Yanagihara (The People in the Trees, 2013) takes the still-bold leap of writing about characters who don’t share her background; in addition to being male, JB is African-American, Malcolm has a black father and white mother, Willem is white, and “Jude’s race was undetermined”—deserted at birth, he was raised in a monastery and had an unspeakably traumatic childhood that’s revealed slowly over the course of the book. Two of them are gay, one straight and one bisexual. There isn’t a single significant female character, and for a long novel, there isn’t much plot. There aren’t even many markers of what’s happening in the outside world; Jude moves to a loft in SoHo as a young man, but we don’t see the neighborhood change from gritty artists’ enclave to glitzy tourist destination. What we get instead is an intensely interior look at the friends’ psyches and relationships, and it’s utterly enthralling. The four men think about work and creativity and success and failure; they cook for each other, compete with each other and jostle for each other’s affection. JB bases his entire artistic career on painting portraits of his friends, while Malcolm takes care of them by designing their apartments and houses. When Jude, as an adult, is adopted by his favorite Harvard law professor, his friends join him for Thanksgiving in Cambridge every year. And when Willem becomes a movie star, they all bask in his glow. Eventually, the tone darkens and the story narrows to focus on Jude as the pain of his past cuts deep into his carefully constructed life.  

The phrase “tour de force” could have been invented for this audacious novel.

Pub Date: March 10, 2015

ISBN: 978-0-385-53925-8

Page Count: 720

Publisher: Doubleday

Review Posted Online: Dec. 21, 2014

Kirkus Reviews Issue: Jan. 1, 2015

Categories:
Next book

THE RUMOR

Once again, Hilderbrand displays her gift for making us care most about her least likable characters.

Hilderbrand’s latest cautionary tale exposes the toxic—and hilarious—impact of gossip on even the most sophisticated of islands.

Eddie and Grace Pancik are known for their beautiful Nantucket home and grounds, financed with the profits from Eddie’s thriving real estate company (thriving before the crash of 2008, that is). Grace raises pedigreed hens and, with the help of hunky landscape architect Benton Coe, has achieved a lush paradise of fowl-friendly foliage.

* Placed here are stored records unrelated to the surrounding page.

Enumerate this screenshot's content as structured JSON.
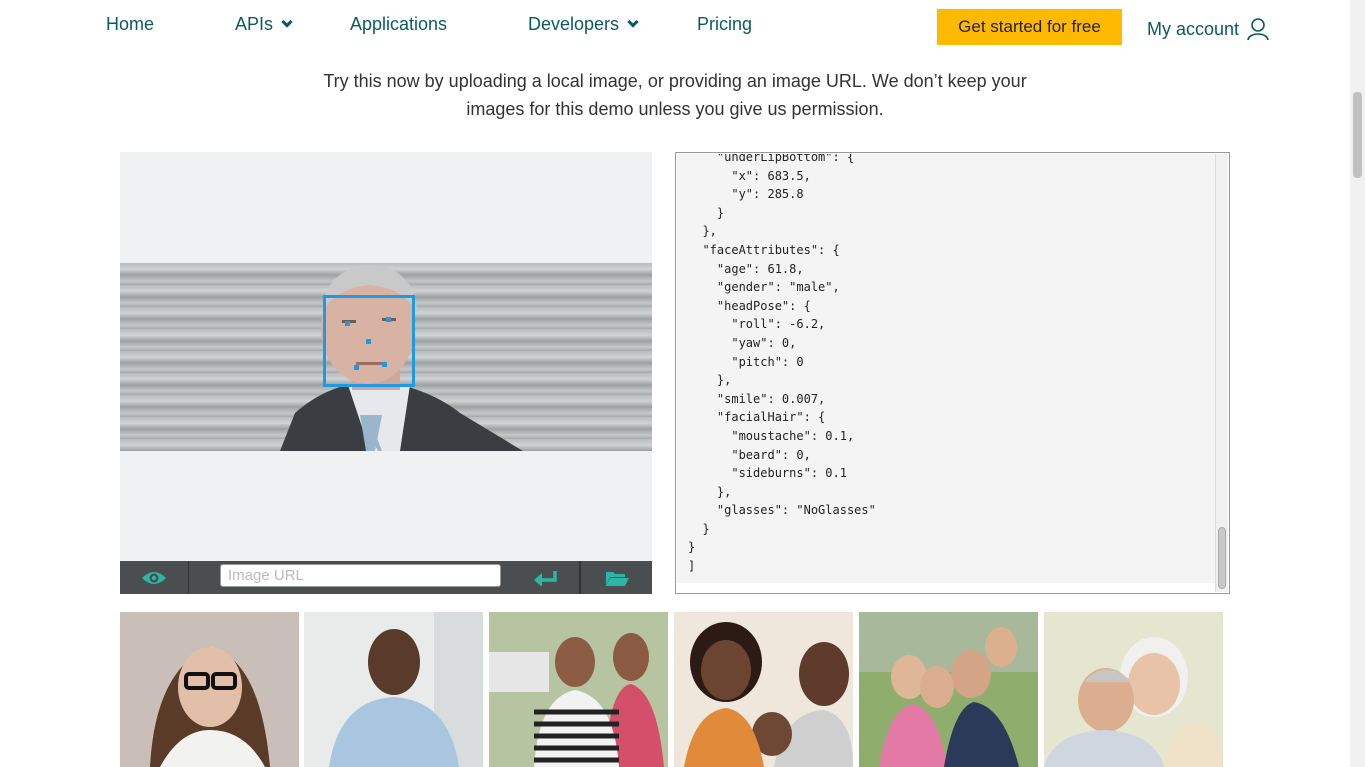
{
  "nav": {
    "home": "Home",
    "apis": "APIs",
    "applications": "Applications",
    "developers": "Developers",
    "pricing": "Pricing",
    "cta": "Get started for free",
    "account": "My account"
  },
  "intro": {
    "line1": "Try this now by uploading a local image, or providing an image URL. We don’t keep your",
    "line2": "images for this demo unless you give us permission."
  },
  "toolbar": {
    "url_placeholder": "Image URL"
  },
  "json_output": "    \"underLipBottom\": {\n      \"x\": 683.5,\n      \"y\": 285.8\n    }\n  },\n  \"faceAttributes\": {\n    \"age\": 61.8,\n    \"gender\": \"male\",\n    \"headPose\": {\n      \"roll\": -6.2,\n      \"yaw\": 0,\n      \"pitch\": 0\n    },\n    \"smile\": 0.007,\n    \"facialHair\": {\n      \"moustache\": 0.1,\n      \"beard\": 0,\n      \"sideburns\": 0.1\n    },\n    \"glasses\": \"NoGlasses\"\n  }\n}\n]",
  "colors": {
    "accent": "#ffb900",
    "nav_text": "#0b5a62",
    "toolbar_icon": "#2bb6a5",
    "face_box": "#1e9be0"
  },
  "icons": {
    "eye": "eye-icon",
    "enter": "enter-icon",
    "folder": "folder-icon",
    "user": "user-icon",
    "chevron": "chevron-down-icon"
  }
}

The Panciks’ teenage girls, Allegra and Hope, suffer invidious comparisons of their looks and sex appeal, although they're identical twins. The Panciks’ friends the Llewellyns (Madeline, a blocked novelist, and her airline-pilot husband, Trevor) invested $50,000, the lion’s share of Madeline’s last advance, in Eddie’s latest development. But Madeline, hard-pressed to come up with catalog copy, much less a new novel, is living in increasingly straightened circumstances, at least by Nantucket standards: she can only afford $2,000 per month on the apartment she rents in desperate hope that “a room of her own” will prime the creative pump. Construction on Eddie’s spec houses has stalled, thanks to the aforementioned crash. Grace, who has been nursing a crush on Benton for some time, gives in and a torrid affair ensues, which she ill-advisedly confides to Madeline after too many glasses of Screaming Eagle. With her agent and publisher dropping dire hints about clawing back her advance and Eddie “temporarily” unable to return the 50K, what’s a writer to do but to appropriate Grace’s adultery as fictional fodder? When Eddie is seen entering her apartment (to ask why she rented from a rival realtor), rumors spread about him and Madeline, and after the rival realtor sneaks a look at Madeline’s rough draft (which New York is hotly anticipating as “the Playboy Channel meets HGTV”), the island threatens to implode with prurient snark. No one is spared, not even Hilderbrand herself, “that other Nantucket novelist,” nor this magazine, “the notoriously cranky Kirkus.”

Once again, Hilderbrand displays her gift for making us care most about her least likable characters.

Pub Date: June 16, 2015

ISBN: 978-0-316-33452-5

Page Count: 384

Publisher: Little, Brown

Review Posted Online: May 20, 2015

Kirkus Reviews Issue: June 1, 2015

Categories:
Close Quickview